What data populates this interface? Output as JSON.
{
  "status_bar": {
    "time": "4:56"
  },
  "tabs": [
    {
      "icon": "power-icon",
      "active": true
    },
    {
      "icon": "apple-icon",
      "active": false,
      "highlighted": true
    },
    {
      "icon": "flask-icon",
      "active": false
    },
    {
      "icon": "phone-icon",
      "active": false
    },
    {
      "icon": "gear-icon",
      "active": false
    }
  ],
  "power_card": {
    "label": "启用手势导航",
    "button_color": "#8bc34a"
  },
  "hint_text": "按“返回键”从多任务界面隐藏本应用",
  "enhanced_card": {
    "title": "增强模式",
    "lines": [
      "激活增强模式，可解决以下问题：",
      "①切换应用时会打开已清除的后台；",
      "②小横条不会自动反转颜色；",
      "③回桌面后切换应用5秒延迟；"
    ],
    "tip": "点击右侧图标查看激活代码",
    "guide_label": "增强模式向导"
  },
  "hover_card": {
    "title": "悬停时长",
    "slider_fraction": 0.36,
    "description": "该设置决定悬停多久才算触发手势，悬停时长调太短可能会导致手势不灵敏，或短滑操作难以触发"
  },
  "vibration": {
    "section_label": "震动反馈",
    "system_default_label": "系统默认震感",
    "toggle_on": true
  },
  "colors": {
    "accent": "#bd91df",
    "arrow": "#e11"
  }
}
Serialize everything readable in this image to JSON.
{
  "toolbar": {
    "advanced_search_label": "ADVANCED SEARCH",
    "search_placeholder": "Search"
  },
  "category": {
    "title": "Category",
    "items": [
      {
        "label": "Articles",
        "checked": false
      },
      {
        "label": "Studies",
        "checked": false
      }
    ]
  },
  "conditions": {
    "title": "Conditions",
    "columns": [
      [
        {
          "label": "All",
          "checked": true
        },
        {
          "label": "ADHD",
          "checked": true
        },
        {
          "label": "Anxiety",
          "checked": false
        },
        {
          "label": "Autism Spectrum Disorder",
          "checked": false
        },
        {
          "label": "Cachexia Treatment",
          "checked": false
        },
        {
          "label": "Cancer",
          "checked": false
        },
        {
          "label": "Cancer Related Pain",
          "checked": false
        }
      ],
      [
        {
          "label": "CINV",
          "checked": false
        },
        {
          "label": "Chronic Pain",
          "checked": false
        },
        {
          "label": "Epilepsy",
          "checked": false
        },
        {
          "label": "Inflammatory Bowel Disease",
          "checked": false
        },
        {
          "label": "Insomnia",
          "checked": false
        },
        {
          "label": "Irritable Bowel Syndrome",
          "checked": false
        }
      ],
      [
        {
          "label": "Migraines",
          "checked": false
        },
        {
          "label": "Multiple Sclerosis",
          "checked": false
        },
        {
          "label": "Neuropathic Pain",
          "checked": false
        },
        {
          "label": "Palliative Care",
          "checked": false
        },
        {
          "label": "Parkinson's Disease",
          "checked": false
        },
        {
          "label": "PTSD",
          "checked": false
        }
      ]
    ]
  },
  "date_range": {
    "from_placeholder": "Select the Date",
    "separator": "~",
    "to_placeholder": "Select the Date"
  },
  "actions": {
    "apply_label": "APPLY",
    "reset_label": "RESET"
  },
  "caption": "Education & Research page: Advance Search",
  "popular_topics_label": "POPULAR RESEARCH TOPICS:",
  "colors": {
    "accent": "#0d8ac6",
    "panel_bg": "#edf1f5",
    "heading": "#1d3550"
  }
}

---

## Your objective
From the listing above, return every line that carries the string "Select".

## Reply to the exercise
    "from_placeholder": "Select the Date",
    "to_placeholder": "Select the Date"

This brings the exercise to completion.